SD: There was a transition into the tourist market – jewelers starting using steel instead of silver, making souvenir type boxes instead of book binding, etc. The manuscripts went into hiding.
H/E: What are the main challenges that you have faced in trying to preserve these ancient manuscripts?
SD: Paper conservation and book arts in general are very technical professions. There are few qualified technicians that are specialized in book conservation or restoration in this particular field of work. It takes ages of painstakingly detailed and risky practice. The inks are volatile; the paper is extremely unstable and vulnerable.
Like everything, it takes loads of funding and there are always other really important priorities in impoverished economies like those of Sub-Saharan Africa.

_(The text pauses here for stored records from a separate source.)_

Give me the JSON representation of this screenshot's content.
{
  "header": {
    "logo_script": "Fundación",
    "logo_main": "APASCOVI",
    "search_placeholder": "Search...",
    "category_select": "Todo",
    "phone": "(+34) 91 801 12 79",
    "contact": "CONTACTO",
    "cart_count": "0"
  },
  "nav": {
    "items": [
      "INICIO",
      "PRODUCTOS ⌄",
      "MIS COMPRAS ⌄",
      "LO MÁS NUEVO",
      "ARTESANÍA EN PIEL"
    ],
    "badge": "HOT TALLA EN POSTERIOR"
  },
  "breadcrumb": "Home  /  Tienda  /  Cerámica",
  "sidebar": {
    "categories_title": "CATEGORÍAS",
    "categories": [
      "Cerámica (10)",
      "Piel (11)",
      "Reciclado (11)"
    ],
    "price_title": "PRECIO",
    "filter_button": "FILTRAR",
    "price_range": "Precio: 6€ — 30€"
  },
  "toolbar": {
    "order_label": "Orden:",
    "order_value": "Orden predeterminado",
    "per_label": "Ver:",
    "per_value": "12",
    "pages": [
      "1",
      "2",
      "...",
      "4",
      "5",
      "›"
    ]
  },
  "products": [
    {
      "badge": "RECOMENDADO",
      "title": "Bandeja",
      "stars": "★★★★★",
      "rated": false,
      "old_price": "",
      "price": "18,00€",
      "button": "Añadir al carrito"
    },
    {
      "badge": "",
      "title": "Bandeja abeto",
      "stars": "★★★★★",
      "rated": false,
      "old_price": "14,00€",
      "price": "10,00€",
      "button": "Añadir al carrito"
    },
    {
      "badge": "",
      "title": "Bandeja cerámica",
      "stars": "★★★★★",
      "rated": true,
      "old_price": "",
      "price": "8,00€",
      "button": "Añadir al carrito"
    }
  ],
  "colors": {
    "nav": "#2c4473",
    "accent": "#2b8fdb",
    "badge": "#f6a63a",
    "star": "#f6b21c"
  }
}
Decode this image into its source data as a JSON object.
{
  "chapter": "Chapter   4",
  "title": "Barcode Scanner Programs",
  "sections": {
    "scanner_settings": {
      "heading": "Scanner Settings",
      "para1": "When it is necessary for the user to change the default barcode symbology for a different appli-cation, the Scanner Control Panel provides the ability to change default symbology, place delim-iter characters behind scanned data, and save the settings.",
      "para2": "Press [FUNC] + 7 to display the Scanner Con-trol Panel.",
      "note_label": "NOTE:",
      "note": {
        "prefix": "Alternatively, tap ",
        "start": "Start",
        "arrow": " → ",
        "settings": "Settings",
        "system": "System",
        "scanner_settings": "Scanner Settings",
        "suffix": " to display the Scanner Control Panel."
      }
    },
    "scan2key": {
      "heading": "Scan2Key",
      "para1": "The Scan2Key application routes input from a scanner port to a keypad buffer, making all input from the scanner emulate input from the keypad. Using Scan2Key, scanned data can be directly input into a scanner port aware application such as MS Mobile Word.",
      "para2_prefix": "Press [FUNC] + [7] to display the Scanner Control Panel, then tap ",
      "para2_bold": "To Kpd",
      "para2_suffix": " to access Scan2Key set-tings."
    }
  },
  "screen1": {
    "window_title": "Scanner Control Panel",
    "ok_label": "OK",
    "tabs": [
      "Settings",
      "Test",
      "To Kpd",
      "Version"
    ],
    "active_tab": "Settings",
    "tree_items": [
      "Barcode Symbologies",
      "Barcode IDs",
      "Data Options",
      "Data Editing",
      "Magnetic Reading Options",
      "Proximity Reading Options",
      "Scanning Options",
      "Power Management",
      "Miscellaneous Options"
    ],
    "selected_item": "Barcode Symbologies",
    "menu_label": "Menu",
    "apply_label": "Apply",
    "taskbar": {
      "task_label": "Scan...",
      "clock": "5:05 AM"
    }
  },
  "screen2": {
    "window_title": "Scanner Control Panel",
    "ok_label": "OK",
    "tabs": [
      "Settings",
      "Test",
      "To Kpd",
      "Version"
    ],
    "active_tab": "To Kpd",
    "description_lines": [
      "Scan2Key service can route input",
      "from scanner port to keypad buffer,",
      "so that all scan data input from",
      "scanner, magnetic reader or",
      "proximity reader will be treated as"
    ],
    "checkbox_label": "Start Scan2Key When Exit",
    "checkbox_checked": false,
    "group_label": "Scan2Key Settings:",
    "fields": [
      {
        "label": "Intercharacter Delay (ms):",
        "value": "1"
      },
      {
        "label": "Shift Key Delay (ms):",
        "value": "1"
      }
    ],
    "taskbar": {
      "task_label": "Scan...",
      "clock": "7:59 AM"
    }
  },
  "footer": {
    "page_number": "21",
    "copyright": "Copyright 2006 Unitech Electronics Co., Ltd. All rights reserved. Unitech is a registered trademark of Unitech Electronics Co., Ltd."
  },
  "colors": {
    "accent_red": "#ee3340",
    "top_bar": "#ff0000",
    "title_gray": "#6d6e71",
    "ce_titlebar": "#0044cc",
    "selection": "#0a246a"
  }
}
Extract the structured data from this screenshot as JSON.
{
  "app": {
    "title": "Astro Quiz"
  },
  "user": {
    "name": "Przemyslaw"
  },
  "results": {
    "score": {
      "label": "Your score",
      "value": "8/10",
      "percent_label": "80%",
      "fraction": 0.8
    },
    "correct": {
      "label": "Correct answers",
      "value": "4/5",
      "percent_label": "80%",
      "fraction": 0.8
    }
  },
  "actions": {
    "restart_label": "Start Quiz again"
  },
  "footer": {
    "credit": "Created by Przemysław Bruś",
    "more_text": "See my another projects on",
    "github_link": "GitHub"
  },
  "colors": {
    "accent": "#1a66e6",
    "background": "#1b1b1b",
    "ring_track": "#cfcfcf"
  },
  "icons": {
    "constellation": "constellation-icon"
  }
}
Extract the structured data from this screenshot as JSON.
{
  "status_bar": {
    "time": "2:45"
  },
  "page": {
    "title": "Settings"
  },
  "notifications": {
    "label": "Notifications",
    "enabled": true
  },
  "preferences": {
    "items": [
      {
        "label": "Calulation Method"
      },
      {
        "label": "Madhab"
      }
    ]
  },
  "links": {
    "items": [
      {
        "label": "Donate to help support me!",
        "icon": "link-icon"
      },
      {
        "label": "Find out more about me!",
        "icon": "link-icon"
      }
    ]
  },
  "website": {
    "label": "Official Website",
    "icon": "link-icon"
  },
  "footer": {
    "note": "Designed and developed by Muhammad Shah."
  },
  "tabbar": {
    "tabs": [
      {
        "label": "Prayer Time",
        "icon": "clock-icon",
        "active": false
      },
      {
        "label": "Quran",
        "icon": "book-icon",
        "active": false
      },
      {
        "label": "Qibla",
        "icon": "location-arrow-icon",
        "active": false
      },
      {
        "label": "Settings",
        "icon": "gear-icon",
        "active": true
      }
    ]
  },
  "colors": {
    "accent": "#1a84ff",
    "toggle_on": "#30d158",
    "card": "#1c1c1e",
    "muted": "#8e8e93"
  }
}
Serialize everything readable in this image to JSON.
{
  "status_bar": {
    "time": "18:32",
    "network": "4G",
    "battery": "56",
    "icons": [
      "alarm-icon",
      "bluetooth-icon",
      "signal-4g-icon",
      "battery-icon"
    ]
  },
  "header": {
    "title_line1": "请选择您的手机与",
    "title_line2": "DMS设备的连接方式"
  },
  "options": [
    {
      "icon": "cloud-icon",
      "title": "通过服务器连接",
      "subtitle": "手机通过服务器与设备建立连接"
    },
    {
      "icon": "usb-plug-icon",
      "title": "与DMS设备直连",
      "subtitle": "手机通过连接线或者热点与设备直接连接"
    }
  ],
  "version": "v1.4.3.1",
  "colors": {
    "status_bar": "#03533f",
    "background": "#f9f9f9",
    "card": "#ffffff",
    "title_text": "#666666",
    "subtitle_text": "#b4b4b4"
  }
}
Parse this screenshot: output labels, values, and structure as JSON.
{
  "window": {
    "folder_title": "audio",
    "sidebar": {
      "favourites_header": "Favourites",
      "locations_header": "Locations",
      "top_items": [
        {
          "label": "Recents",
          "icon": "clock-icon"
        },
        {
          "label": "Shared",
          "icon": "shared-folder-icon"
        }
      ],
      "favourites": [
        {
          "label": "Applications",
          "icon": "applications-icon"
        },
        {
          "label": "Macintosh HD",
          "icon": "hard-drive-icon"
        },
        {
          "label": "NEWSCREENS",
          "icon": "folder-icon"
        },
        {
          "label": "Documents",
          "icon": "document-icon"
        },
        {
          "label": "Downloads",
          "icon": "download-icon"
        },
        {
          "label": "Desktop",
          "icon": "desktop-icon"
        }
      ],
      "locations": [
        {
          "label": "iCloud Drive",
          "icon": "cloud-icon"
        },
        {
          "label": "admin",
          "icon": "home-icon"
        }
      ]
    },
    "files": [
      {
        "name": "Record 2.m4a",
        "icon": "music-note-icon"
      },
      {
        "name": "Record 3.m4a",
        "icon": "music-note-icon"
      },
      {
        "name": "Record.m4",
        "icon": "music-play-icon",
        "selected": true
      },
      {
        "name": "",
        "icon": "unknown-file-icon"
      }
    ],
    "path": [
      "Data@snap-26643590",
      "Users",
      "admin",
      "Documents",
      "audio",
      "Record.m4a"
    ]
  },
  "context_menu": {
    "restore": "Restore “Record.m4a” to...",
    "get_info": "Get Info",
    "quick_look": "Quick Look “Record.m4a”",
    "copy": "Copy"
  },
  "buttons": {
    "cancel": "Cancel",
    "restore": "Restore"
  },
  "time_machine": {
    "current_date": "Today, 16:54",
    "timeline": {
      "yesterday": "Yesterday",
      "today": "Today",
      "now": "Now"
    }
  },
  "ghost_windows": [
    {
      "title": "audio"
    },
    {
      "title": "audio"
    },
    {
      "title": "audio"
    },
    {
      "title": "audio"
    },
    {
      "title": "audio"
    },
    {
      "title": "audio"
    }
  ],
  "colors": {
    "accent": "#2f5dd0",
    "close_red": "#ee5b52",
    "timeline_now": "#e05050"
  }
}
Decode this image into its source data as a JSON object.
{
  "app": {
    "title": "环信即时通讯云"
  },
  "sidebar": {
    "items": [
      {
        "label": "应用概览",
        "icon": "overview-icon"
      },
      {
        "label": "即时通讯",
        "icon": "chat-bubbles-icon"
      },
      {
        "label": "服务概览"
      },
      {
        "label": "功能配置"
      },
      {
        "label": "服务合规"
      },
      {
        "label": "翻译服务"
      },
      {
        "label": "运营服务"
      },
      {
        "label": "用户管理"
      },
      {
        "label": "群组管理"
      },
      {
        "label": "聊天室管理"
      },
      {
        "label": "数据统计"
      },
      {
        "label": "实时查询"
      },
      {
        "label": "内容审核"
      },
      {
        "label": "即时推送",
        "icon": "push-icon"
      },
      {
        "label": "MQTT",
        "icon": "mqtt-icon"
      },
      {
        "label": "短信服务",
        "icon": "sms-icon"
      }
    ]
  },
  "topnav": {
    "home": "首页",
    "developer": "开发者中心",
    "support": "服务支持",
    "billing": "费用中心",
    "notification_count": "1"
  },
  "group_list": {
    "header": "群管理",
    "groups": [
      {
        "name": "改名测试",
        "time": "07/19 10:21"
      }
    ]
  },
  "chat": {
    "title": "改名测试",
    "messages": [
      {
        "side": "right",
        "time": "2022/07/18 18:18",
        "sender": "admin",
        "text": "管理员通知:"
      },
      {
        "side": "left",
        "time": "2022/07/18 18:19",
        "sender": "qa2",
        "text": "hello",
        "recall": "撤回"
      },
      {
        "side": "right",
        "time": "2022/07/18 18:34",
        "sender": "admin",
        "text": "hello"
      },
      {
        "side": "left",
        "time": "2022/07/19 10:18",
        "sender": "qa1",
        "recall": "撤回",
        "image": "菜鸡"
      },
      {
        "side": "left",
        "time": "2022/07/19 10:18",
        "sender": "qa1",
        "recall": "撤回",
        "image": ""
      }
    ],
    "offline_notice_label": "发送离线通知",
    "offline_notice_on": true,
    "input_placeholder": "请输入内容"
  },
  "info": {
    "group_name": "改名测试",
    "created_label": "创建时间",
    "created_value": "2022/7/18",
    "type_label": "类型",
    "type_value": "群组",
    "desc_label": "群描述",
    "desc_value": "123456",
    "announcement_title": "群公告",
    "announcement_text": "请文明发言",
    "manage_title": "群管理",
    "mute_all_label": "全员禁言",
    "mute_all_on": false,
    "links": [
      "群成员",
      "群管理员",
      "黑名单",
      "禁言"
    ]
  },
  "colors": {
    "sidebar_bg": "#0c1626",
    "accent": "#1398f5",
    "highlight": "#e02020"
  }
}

H/E: What do you find to be "magical" about this field of work?
SD: Book work saved my life – I’m a kind of overly analytical and have spent my life studying: I have two JDs, an MBA, and a couple of PhDs. One of my professors in France said that either we find you something to do other than think, or you are going to drive yourself and all of us NUTS!! He sent me to a medieval books conservator with a teeny tiny workshop behind one of the old books stores in the 6th arrondissement in Paris. I spent years of spare time learning and escaping my own mind there, with a very special binder in a workshop high above the garment district in NYC, and then later with an abominable binder monster in Seattle!
H/E: Is the traditional trade of book binding being revived?
SD: YES! This is my satisfaction – seeing an ancient craft serving the scholarship again. A book is a combination of knowledge and the physical support for education. Without the conservation/restoration work, the Malian cultural identity can’t be passed on as many of the books in this body of work are in such a sorry physical state that they can’t even be digitized for virtual sharing.
H/E: What are some of your favorite manuscripts that have been preserved?
SD: I married into the Fulani. My very favorite are the epic poems “Kadyra,” which is translated from Fulbe into Arabic. I see my husband and my family in those poems. I feel the depth of their love of the land, nature, and the breadth of the spirit of man–‘wide as the savanna, deep as the deepest erg ….’ These are the same people who emigrated to the north of Nigeria and deep into the Sudan. I want those Fulani, who have somehow been separated from the expansive view of life and traditional generosity of spirit of the Malian Sahara, to renew their knowledge of these poems–to voyage anew in the wealth of the experience of their people. I want people everywhere who live small and constrained lives, who are ruled by limits instead of being challenged by limitlessness possibilities, to experience this scholarship and to gain intellectual and spiritual freedom by it.
H/E: What is your intention behind preserving these ancient manuscripts? What awareness do you want to spread?
SD: I want to protect the manuscripts, and keep the cultural heritage, the scholars, and the community of the books safe. This is global patrimony. Everyone in the world has the right to know of it and to use it for their personal and/or societal development. No one – for any reason – should destroy this knowledge or force it to stay in hiding.
For more information, please visit: www.dintlafrica.com.